>>

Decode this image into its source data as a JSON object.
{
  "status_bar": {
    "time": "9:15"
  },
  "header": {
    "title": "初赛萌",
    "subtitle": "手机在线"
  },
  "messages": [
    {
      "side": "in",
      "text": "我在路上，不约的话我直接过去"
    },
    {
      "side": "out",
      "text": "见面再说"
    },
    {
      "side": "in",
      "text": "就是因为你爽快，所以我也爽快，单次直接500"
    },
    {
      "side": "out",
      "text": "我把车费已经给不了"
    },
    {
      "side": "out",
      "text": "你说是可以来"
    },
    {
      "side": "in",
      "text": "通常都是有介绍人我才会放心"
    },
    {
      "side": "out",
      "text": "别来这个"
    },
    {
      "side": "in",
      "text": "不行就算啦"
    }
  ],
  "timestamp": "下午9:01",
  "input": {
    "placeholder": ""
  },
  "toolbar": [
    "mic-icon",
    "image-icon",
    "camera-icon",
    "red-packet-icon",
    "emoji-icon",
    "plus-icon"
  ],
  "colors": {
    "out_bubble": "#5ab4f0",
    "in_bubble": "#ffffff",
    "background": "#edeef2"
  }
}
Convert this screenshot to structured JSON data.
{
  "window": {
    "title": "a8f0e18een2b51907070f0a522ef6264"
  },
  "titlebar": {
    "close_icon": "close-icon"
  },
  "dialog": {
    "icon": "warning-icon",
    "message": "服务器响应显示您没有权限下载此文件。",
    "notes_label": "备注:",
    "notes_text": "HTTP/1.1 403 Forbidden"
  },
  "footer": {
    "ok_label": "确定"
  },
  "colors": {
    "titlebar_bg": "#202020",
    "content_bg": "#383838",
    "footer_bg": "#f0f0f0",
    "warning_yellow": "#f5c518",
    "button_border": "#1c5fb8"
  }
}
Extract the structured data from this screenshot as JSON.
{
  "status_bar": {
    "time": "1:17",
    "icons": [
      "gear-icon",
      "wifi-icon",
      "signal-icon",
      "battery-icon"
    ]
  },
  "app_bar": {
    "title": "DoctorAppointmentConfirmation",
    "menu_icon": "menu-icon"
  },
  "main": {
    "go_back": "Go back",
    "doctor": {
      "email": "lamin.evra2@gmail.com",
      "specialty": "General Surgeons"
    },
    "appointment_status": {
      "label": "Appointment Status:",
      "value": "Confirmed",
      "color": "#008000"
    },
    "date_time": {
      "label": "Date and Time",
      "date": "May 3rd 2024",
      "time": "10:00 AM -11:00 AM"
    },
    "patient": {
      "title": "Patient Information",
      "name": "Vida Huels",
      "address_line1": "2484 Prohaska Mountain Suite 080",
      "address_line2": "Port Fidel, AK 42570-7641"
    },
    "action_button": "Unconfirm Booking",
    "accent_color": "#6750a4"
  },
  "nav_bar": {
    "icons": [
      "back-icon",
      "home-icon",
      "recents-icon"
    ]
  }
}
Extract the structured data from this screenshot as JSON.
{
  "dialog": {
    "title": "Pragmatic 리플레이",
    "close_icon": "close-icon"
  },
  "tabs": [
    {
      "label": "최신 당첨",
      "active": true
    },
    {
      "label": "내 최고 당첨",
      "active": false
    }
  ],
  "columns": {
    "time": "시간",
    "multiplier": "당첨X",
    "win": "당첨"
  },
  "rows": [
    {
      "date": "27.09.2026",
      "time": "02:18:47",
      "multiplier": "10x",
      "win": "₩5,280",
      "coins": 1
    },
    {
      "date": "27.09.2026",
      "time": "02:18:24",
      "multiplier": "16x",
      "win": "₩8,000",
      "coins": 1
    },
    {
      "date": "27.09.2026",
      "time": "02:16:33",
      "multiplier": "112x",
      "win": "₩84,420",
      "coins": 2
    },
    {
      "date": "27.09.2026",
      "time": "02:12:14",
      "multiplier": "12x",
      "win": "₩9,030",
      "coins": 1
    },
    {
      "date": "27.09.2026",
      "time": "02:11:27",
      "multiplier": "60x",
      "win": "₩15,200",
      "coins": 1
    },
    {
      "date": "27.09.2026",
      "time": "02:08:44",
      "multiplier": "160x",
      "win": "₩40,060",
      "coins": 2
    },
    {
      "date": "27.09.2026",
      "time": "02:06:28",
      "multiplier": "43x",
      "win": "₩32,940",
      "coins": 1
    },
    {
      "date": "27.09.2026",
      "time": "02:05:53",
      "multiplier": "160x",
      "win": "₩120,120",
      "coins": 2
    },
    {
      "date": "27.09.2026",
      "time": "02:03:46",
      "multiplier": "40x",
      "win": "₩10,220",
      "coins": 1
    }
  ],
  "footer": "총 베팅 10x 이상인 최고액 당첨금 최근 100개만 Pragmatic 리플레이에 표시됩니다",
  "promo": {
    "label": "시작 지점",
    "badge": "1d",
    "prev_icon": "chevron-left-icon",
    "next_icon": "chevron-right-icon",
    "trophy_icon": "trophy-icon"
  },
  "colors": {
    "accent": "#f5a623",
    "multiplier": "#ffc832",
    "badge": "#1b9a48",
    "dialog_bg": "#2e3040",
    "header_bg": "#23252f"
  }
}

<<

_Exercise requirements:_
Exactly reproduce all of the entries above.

_Solution for this problem:_
Decode this image into its source data as a JSON object.
{
  "status_bar": {
    "time": "9:15"
  },
  "header": {
    "title": "初赛萌",
    "subtitle": "手机在线"
  },
  "messages": [
    {
      "side": "in",
      "text": "我在路上，不约的话我直接过去"
    },
    {
      "side": "out",
      "text": "见面再说"
    },
    {
      "side": "in",
      "text": "就是因为你爽快，所以我也爽快，单次直接500"
    },
    {
      "side": "out",
      "text": "我把车费已经给不了"
    },
    {
      "side": "out",
      "text": "你说是可以来"
    },
    {
      "side": "in",
      "text": "通常都是有介绍人我才会放心"
    },
    {
      "side": "out",
      "text": "别来这个"
    },
    {
      "side": "in",
      "text": "不行就算啦"
    }
  ],
  "timestamp": "下午9:01",
  "input": {
    "placeholder": ""
  },
  "toolbar": [
    "mic-icon",
    "image-icon",
    "camera-icon",
    "red-packet-icon",
    "emoji-icon",
    "plus-icon"
  ],
  "colors": {
    "out_bubble": "#5ab4f0",
    "in_bubble": "#ffffff",
    "background": "#edeef2"
  }
}
Convert this screenshot to structured JSON data.
{
  "window": {
    "title": "a8f0e18een2b51907070f0a522ef6264"
  },
  "titlebar": {
    "close_icon": "close-icon"
  },
  "dialog": {
    "icon": "warning-icon",
    "message": "服务器响应显示您没有权限下载此文件。",
    "notes_label": "备注:",
    "notes_text": "HTTP/1.1 403 Forbidden"
  },
  "footer": {
    "ok_label": "确定"
  },
  "colors": {
    "titlebar_bg": "#202020",
    "content_bg": "#383838",
    "footer_bg": "#f0f0f0",
    "warning_yellow": "#f5c518",
    "button_border": "#1c5fb8"
  }
}
Extract the structured data from this screenshot as JSON.
{
  "status_bar": {
    "time": "1:17",
    "icons": [
      "gear-icon",
      "wifi-icon",
      "signal-icon",
      "battery-icon"
    ]
  },
  "app_bar": {
    "title": "DoctorAppointmentConfirmation",
    "menu_icon": "menu-icon"
  },
  "main": {
    "go_back": "Go back",
    "doctor": {
      "email": "lamin.evra2@gmail.com",
      "specialty": "General Surgeons"
    },
    "appointment_status": {
      "label": "Appointment Status:",
      "value": "Confirmed",
      "color": "#008000"
    },
    "date_time": {
      "label": "Date and Time",
      "date": "May 3rd 2024",
      "time": "10:00 AM -11:00 AM"
    },
    "patient": {
      "title": "Patient Information",
      "name": "Vida Huels",
      "address_line1": "2484 Prohaska Mountain Suite 080",
      "address_line2": "Port Fidel, AK 42570-7641"
    },
    "action_button": "Unconfirm Booking",
    "accent_color": "#6750a4"
  },
  "nav_bar": {
    "icons": [
      "back-icon",
      "home-icon",
      "recents-icon"
    ]
  }
}
Extract the structured data from this screenshot as JSON.
{
  "dialog": {
    "title": "Pragmatic 리플레이",
    "close_icon": "close-icon"
  },
  "tabs": [
    {
      "label": "최신 당첨",
      "active": true
    },
    {
      "label": "내 최고 당첨",
      "active": false
    }
  ],
  "columns": {
    "time": "시간",
    "multiplier": "당첨X",
    "win": "당첨"
  },
  "rows": [
    {
      "date": "27.09.2026",
      "time": "02:18:47",
      "multiplier": "10x",
      "win": "₩5,280",
      "coins": 1
    },
    {
      "date": "27.09.2026",
      "time": "02:18:24",
      "multiplier": "16x",
      "win": "₩8,000",
      "coins": 1
    },
    {
      "date": "27.09.2026",
      "time": "02:16:33",
      "multiplier": "112x",
      "win": "₩84,420",
      "coins": 2
    },
    {
      "date": "27.09.2026",
      "time": "02:12:14",
      "multiplier": "12x",
      "win": "₩9,030",
      "coins": 1
    },
    {
      "date": "27.09.2026",
      "time": "02:11:27",
      "multiplier": "60x",
      "win": "₩15,200",
      "coins": 1
    },
    {
      "date": "27.09.2026",
      "time": "02:08:44",
      "multiplier": "160x",
      "win": "₩40,060",
      "coins": 2
    },
    {
      "date": "27.09.2026",
      "time": "02:06:28",
      "multiplier": "43x",
      "win": "₩32,940",
      "coins": 1
    },
    {
      "date": "27.09.2026",
      "time": "02:05:53",
      "multiplier": "160x",
      "win": "₩120,120",
      "coins": 2
    },
    {
      "date": "27.09.2026",
      "time": "02:03:46",
      "multiplier": "40x",
      "win": "₩10,220",
      "coins": 1
    }
  ],
  "footer": "총 베팅 10x 이상인 최고액 당첨금 최근 100개만 Pragmatic 리플레이에 표시됩니다",
  "promo": {
    "label": "시작 지점",
    "badge": "1d",
    "prev_icon": "chevron-left-icon",
    "next_icon": "chevron-right-icon",
    "trophy_icon": "trophy-icon"
  },
  "colors": {
    "accent": "#f5a623",
    "multiplier": "#ffc832",
    "badge": "#1b9a48",
    "dialog_bg": "#2e3040",
    "header_bg": "#23252f"
  }
}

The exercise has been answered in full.